GB No. 9, autumn 1992
In February 1992 Rev. Gyoryo Ueno from the Buddhist temple of NIPPONZAN MYOHOJI applied to the City Council in Oświęcim for the planning permission to have the Pagoda of Peace built there.
The whole tradition of building those pagodas originated with the Great Master, the Divine Nichidat Fujii (b. 6th Aug.,1885 - d. 9th Jan., 1985). "His greatest aim was to disseminate around the world the holy commandment: You shall not kill, as the most fundamental imperative coming from the very soul and the wish for universal peace, so that the tragic fate of Hiroshima and Nagasaki would never befall to any other city in the world", write the Buddhist monks in their letter to the Oświęcim city councillors.
The traditional form of the Pagoda of Peace originated some 25 centuries ago (after the birth of Buddha). So far a number of them have been erected in Japan (over 70), America, Africa, Australia, India, Sri Lanka and in Europe in Britain and Germany. The majority of them have been built to the design of the Japanese architect Minoru Ooka. The Oświęcim temple is to be built according to the design originally intended for the temple in Vaishali, the place hosting the Second Buddhist Council in 363 B.C. (Eventually the building plans had been abandoned for the lack of proper site).
In compliance with the ancient tradition the relics of Buddha shall be accommodated inside the Pagoda as the living symbol of Peace. The surrounding land is to be turned into a landscaped garden with a small temple for the monks.

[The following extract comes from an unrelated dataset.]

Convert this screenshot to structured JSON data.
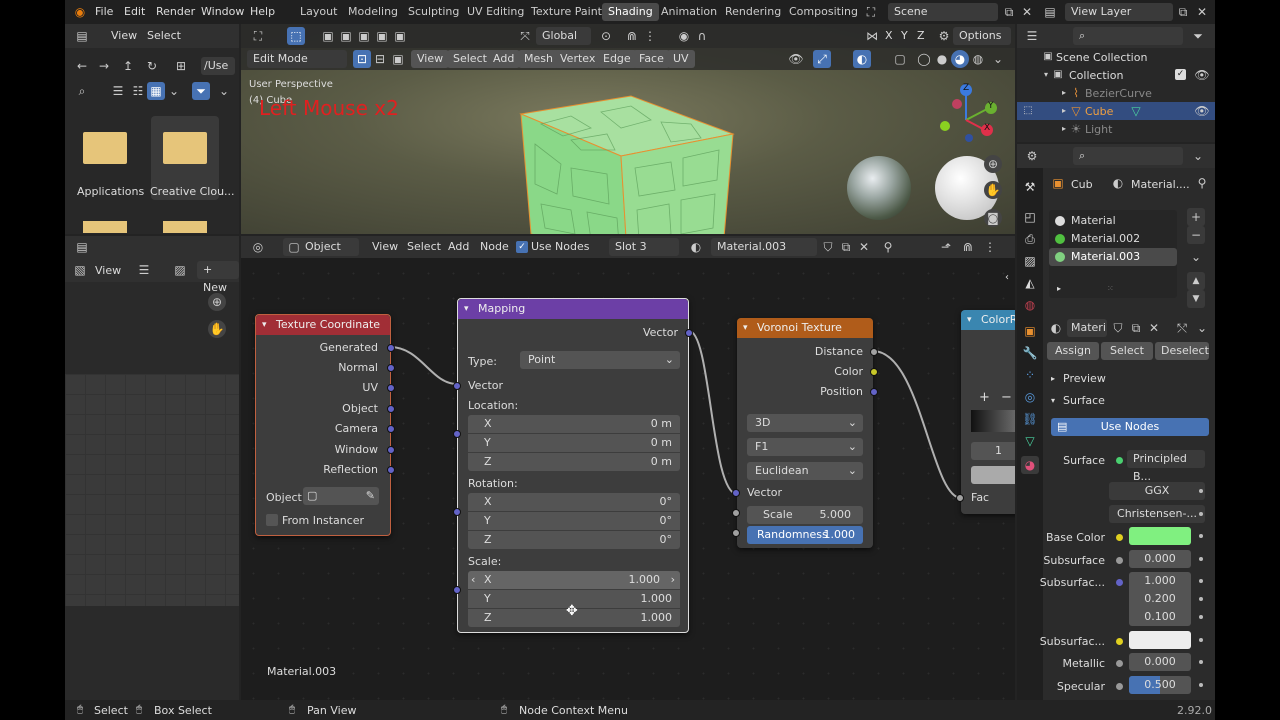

The commencement of the construction (funded entirely by the applicants) is subject to the availability of a proper site (around 1 ha) for the structure, to be donated by the city in the form of a permanent lease hold.
Although the councillors seem to be rather favourably disposed to the project in principle, seeing a potential source of tourist revenue for the town, the local branch of the Christian-National Party (ZChN) has already managed to lodge their protest.
transl. by Sigillum Ltd.